--- AVAILABLE RECORDS ---

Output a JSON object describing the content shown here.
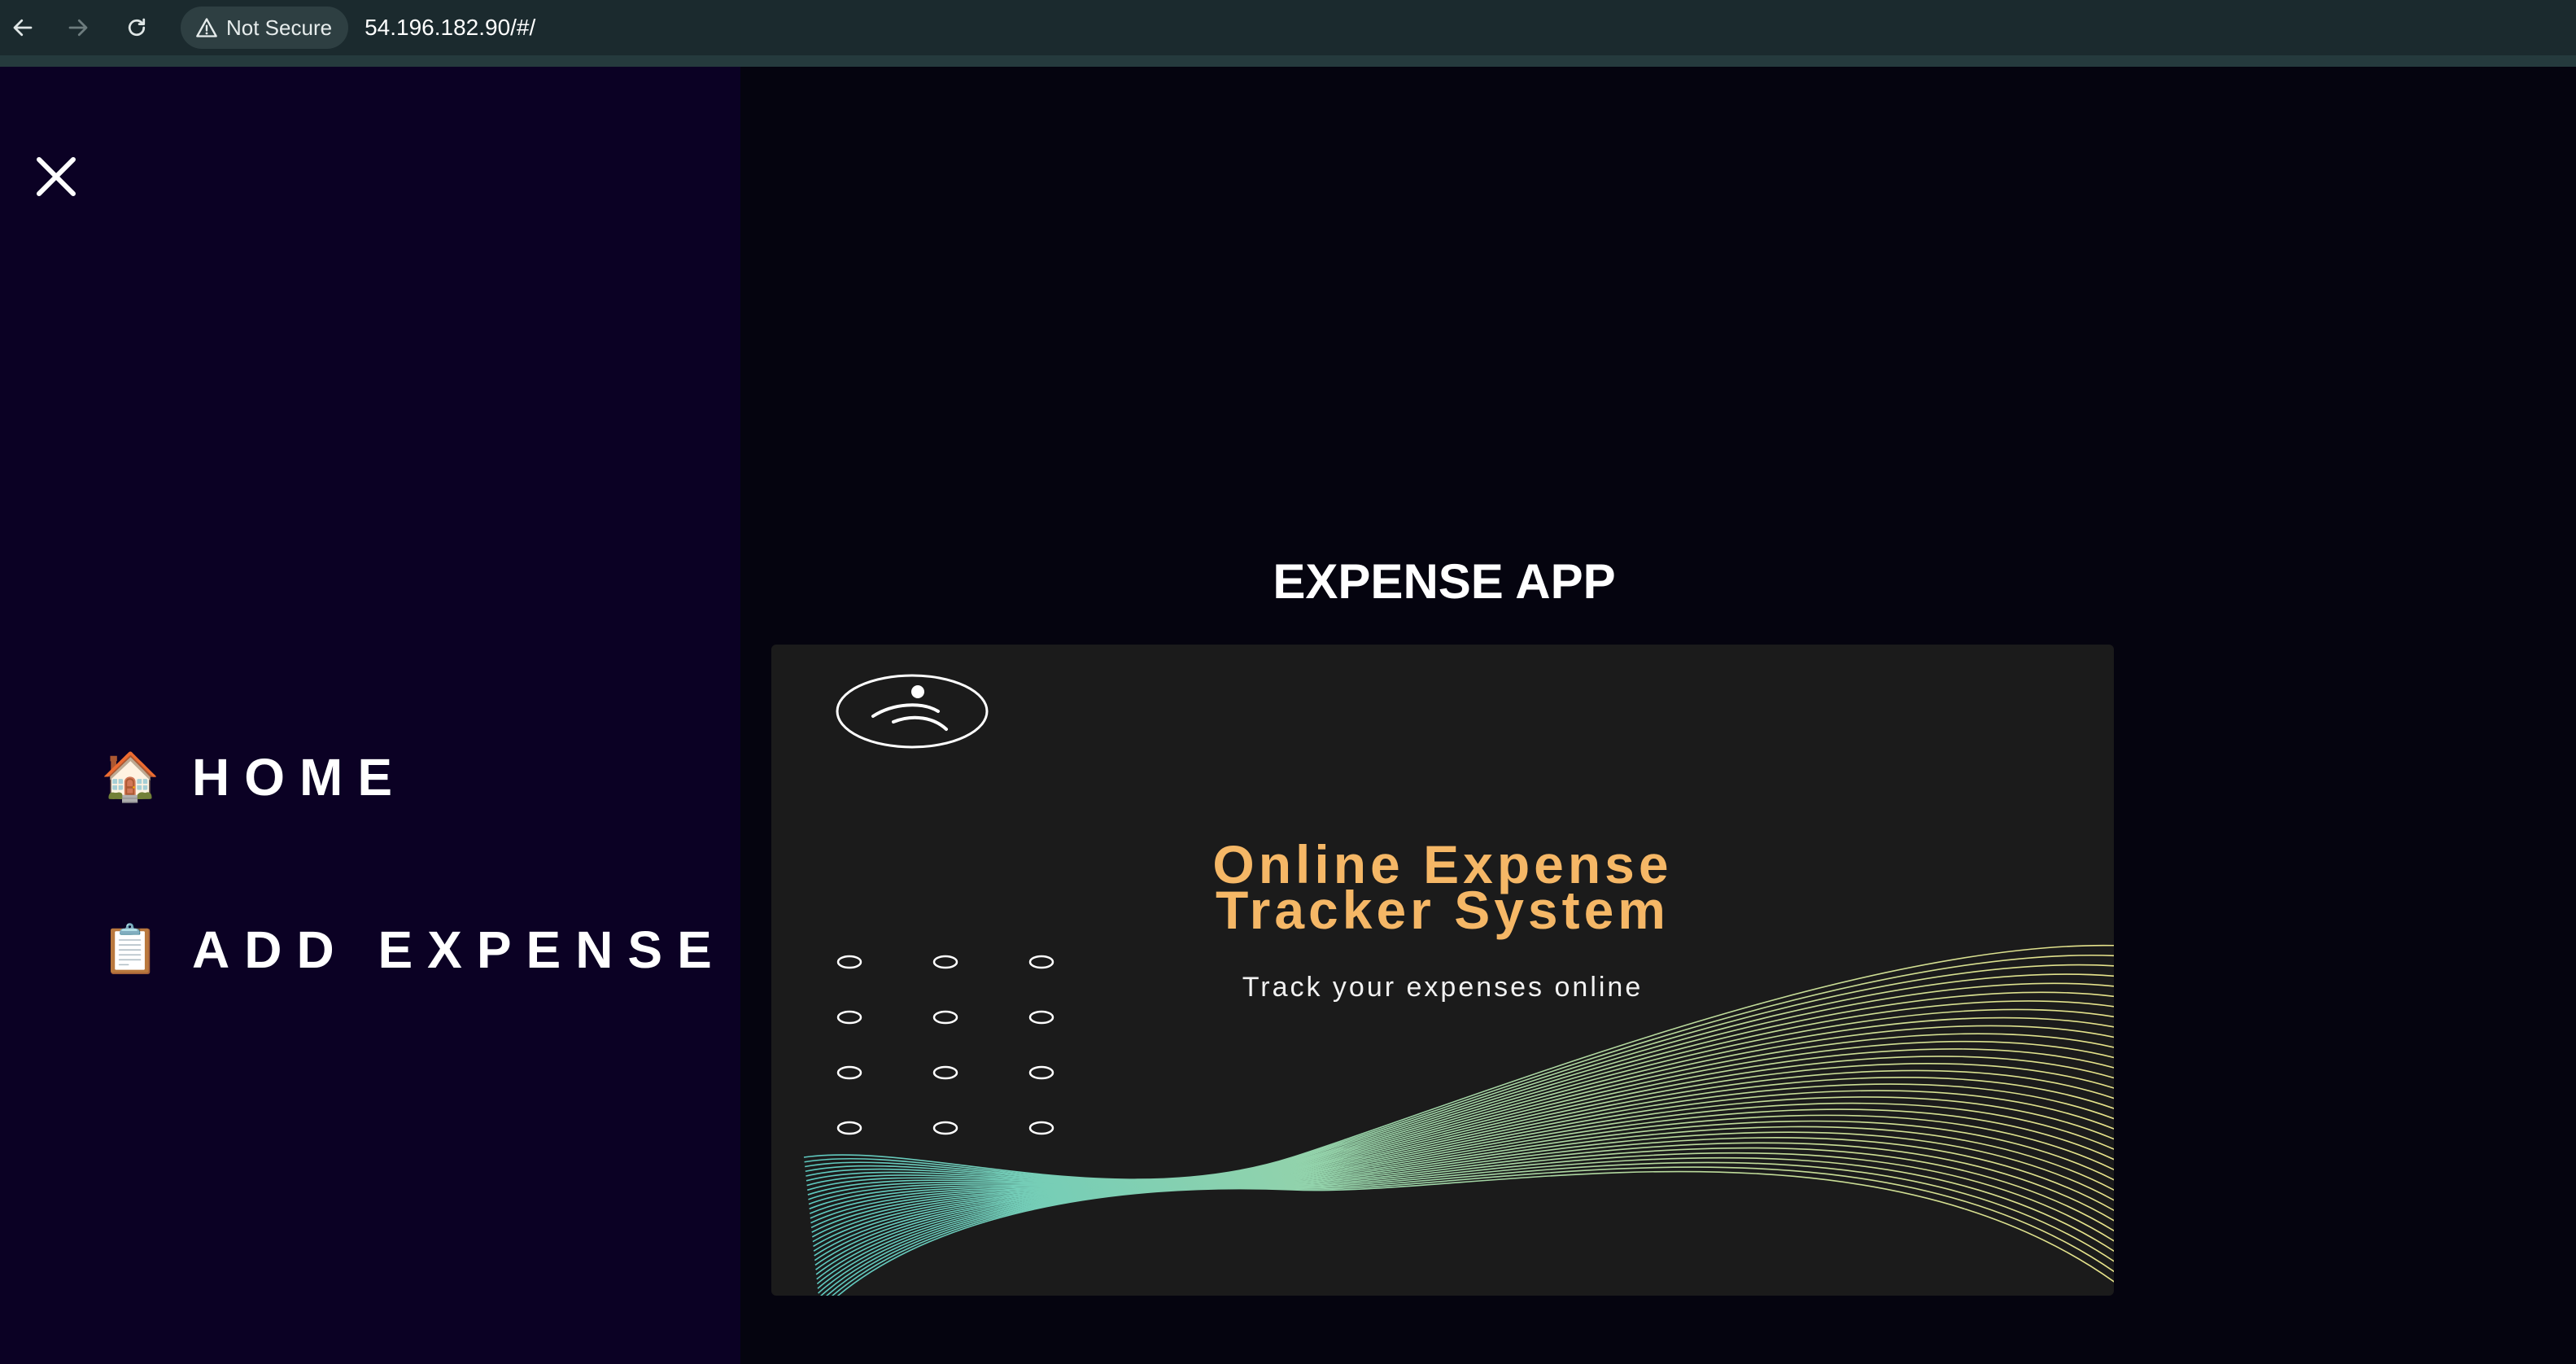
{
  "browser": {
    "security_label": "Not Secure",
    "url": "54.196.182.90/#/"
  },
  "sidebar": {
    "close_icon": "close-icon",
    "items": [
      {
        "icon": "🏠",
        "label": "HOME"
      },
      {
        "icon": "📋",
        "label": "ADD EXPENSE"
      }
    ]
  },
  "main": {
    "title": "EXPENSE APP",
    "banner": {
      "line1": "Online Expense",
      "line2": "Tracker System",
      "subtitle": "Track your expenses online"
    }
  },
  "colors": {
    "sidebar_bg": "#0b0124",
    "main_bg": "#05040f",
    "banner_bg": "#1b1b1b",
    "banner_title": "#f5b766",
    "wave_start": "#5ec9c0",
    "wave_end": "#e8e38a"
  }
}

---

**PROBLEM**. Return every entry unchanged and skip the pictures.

**RESULT OF THE TASK**.
Output a JSON object describing the content shown here.
{
  "browser": {
    "security_label": "Not Secure",
    "url": "54.196.182.90/#/"
  },
  "sidebar": {
    "close_icon": "close-icon",
    "items": [
      {
        "icon": "🏠",
        "label": "HOME"
      },
      {
        "icon": "📋",
        "label": "ADD EXPENSE"
      }
    ]
  },
  "main": {
    "title": "EXPENSE APP",
    "banner": {
      "line1": "Online Expense",
      "line2": "Tracker System",
      "subtitle": "Track your expenses online"
    }
  },
  "colors": {
    "sidebar_bg": "#0b0124",
    "main_bg": "#05040f",
    "banner_bg": "#1b1b1b",
    "banner_title": "#f5b766",
    "wave_start": "#5ec9c0",
    "wave_end": "#e8e38a"
  }
}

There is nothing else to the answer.